A Charlotte police officer was indicted on voluntary manslaughter charges this week, the second opportunity a Grand Jury has had to consider the facts and charges in the case. The first Grand Jury to review the shooting death of Jonathan Ferrell declined to indict the Charlotte cop, Randall Kerrick, on voluntary manslaughter charges. That Grand Jury had requested the case be resubmitted with lesser charges.
Prosecutors involved in the case declined to lower the charges against Kerrick and instead submitted the bill of indictment to a second Grand Jury. Kerrick’s criminal defense team fought the second submission, but was unsuccessful. Kerrick fired 12 shots at Ferrell the night he was killed. At least a portion of the shooting was captured on the officer’s in-cruiser dash camera. Reports of the shooting note that Ferrell was unarmed, prompting many to question whether Kerrick’s use of force was reasonable and ultimately leading to his recent indictment on criminal charges.
Kerrick was arrested at the order of the Police Chief on the same day of the shooting for using excessive force. The highly-publicized officer-involved shooting has raised doubts about whether an impartial jury can be impaneled to hear the case, should it go to trial. Kerrick’s defense attorney doesn’t expect the voluntary manslaughter case to wind its way through the North Carolina criminal justice system until the end of the year, at the earliest.
There is no prohibition in North Carolina against the submission of the same information to a Grand Jury for consideration after one Grand Jury has declined to indict or return a true bill.

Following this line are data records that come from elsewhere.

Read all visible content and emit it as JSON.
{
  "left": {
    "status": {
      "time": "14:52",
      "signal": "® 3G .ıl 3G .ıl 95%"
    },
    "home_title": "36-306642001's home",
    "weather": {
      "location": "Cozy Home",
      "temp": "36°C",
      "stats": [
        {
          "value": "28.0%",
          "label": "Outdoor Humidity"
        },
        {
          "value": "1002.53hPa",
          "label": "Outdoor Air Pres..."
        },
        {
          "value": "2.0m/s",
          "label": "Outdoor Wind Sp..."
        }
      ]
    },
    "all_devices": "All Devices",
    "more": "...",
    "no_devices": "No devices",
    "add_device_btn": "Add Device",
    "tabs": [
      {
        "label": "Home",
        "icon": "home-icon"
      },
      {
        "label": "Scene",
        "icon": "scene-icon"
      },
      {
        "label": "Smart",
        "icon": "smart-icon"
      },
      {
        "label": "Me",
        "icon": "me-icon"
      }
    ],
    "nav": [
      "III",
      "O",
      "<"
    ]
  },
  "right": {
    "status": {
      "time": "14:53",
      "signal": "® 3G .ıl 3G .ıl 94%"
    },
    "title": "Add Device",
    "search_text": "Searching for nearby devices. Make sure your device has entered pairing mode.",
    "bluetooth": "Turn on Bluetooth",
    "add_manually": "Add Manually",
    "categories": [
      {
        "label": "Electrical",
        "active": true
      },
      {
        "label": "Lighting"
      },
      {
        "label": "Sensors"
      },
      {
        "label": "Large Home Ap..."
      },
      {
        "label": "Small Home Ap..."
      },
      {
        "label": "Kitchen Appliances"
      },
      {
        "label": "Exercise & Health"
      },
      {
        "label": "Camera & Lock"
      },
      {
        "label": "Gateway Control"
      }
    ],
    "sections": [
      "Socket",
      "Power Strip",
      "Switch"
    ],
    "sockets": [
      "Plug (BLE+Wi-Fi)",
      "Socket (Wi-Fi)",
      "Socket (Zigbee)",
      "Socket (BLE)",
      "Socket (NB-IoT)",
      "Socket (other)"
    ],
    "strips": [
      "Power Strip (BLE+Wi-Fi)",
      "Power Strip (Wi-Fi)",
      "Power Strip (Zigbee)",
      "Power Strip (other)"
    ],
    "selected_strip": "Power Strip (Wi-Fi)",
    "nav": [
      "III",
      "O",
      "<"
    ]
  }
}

Source: Charlotte Observer, “CMPD Officer Kerrick indicted in shooting of unarmed man,” January 27, 2014